Santa Clara County's 2016 housing market has been constrained by low, and by some measures historically low, inventory levels (sales inventory for single-family homes is down 17 percent). On the other hand, low inventory may bode well for price appreciation in 2017. Estimating what appreciation rates may be is always difficult, but given the positive wage growth trajectory in Silicon Valley, and possible increased borrowing power, more buyers may be in a position to afford larger, more expensive homes in the near future therefore increasing appreciation rates for existing, limited inventories that may go on the market.
The Santa Clara County housing market continues its fourth consecutive year of upward trajectory. A more gradual upward trajectory in 2016 than 2015, but still upward, despite the media predicting a slowdown. Perhaps, now that Donald Trump is the President-elect, uncertainty is being replaced with the word conjecture as Mr. Trump has yet to discuss his specific plans concerning the real estate market in either his campaign or his post-election statements.

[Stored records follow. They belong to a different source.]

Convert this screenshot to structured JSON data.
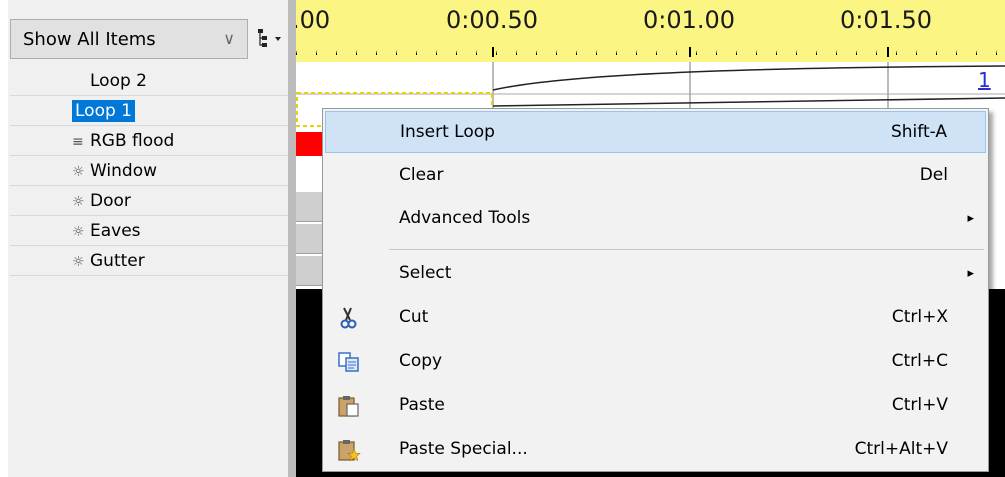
{
  "left_panel": {
    "filter_combo": {
      "value": "Show All Items",
      "chevron": "∨"
    },
    "tree_items": [
      {
        "glyph": "",
        "label": "Loop 2",
        "selected": false
      },
      {
        "glyph": "",
        "label": "Loop 1",
        "selected": true
      },
      {
        "glyph": "≡",
        "label": "RGB flood",
        "selected": false
      },
      {
        "glyph": "☼",
        "label": "Window",
        "selected": false
      },
      {
        "glyph": "☼",
        "label": "Door",
        "selected": false
      },
      {
        "glyph": "☼",
        "label": "Eaves",
        "selected": false
      },
      {
        "glyph": "☼",
        "label": "Gutter",
        "selected": false
      }
    ]
  },
  "timeline": {
    "ticks": [
      ".00",
      "0:00.50",
      "0:01.00",
      "0:01.50"
    ],
    "row_number": "1",
    "colors": {
      "ruler": "#fbf584",
      "red_block": "#ff0000",
      "selection_dash": "#e8d200"
    }
  },
  "context_menu": {
    "items": [
      {
        "label": "Insert Loop",
        "shortcut": "Shift-A",
        "icon": ""
      },
      {
        "label": "Clear",
        "shortcut": "Del",
        "icon": ""
      },
      {
        "label": "Advanced Tools",
        "shortcut": "",
        "icon": "",
        "submenu": "▸"
      },
      {
        "label": "Select",
        "shortcut": "",
        "icon": "",
        "submenu": "▸"
      },
      {
        "label": "Cut",
        "shortcut": "Ctrl+X",
        "icon": "scissors-icon"
      },
      {
        "label": "Copy",
        "shortcut": "Ctrl+C",
        "icon": "copy-icon"
      },
      {
        "label": "Paste",
        "shortcut": "Ctrl+V",
        "icon": "paste-icon"
      },
      {
        "label": "Paste Special...",
        "shortcut": "Ctrl+Alt+V",
        "icon": "paste-special-icon"
      }
    ]
  }
}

Turning to policy issues, deregulation has been a centerpiece of Trump's campaign rhetoric from the beginning. The Dodd-Frank Wall Street Reform and Consumer Protection Act of 2010 will likely be lifted or loosened. Lifting/loosening these policies could be a boost for home ownership as well as the new construction market in Santa Clara County. On the other hand, it's not just tax reform, deregulation, interest rates, greater access to bank loans, affordability, and a seemingly pro-growth Trump administration. Additional factors, some known, some unknown, some national, some international, may impact continued uncertainty and volatility in the housing market specifically, as well as the overall economy in general.
To sum up these conjectures about possible effects of Trumponomics on the 2017 Santa Clara County housing market, consider Trump's consistent statements throughout his campaign of lowering taxes and simplifying (and/or lifting) regulatory policies, though not yet specific to the housing market. The implications of having more after-tax income and lower operating costs of doing business? More money to invest in home ownership.
Add other possible elements to this mix for 2017: a likely gradual rate increase by the Federal Reserve (a most impactful element), a continually growing local job market, and a local upward wage growth index along with a historically low housing inventory. The result? A guardedly optimistic and increasingly steep, highly competitive housing market in need of new inventory to enable first time buyers to access home ownership in the Santa Clara County.
Note: All data referenced above was provided by MLS Listings. This information is deemed reliable but not guaranteed. The information presented above are the thoughts and views of Hadar Guibara from Sereno Group. It is not intended to be used as investment advice.